*** Begin section ***

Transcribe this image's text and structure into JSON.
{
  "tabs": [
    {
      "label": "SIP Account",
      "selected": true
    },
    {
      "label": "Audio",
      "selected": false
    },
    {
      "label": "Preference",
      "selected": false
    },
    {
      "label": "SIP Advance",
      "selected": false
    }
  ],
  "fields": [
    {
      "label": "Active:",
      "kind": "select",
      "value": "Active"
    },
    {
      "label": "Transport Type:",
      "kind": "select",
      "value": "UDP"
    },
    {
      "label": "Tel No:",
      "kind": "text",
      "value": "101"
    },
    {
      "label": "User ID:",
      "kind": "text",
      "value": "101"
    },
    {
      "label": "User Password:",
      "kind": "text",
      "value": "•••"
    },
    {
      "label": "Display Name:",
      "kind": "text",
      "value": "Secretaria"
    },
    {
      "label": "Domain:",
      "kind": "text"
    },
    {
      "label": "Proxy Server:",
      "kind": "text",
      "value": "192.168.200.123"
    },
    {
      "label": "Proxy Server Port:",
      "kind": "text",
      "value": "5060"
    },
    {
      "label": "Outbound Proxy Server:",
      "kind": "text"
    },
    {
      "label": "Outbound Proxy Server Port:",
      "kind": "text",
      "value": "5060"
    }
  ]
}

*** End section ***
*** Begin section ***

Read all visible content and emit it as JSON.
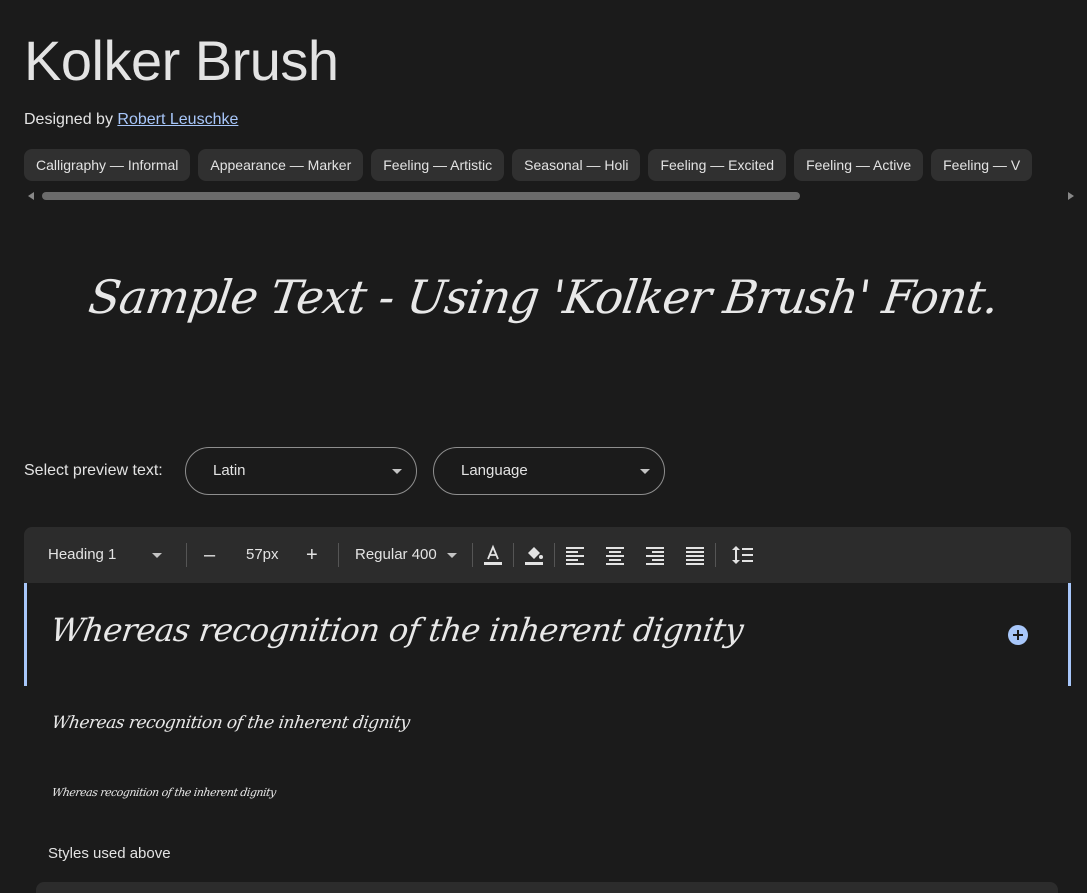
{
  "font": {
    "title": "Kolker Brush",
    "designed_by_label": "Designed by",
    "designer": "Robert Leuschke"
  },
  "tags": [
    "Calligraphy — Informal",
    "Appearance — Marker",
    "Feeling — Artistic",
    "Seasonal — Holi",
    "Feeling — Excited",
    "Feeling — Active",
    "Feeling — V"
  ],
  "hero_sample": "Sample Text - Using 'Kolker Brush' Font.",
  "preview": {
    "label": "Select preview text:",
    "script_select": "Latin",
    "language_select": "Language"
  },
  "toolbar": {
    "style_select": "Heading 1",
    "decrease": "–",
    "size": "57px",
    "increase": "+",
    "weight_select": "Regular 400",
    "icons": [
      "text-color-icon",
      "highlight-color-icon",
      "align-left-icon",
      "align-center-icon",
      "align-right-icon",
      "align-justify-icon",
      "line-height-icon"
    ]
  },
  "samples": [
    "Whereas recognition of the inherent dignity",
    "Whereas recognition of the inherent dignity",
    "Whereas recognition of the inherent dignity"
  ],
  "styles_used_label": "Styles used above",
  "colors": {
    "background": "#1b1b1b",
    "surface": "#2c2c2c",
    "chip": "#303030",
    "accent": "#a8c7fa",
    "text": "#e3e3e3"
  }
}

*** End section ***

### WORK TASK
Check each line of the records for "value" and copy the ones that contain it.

### THE COMPLETED TASK
      "value": "Active"
      "value": "UDP"
      "value": "101"
      "value": "101"
      "value": "•••"
      "value": "Secretaria"
      "value": "192.168.200.123"
      "value": "5060"
      "value": "5060"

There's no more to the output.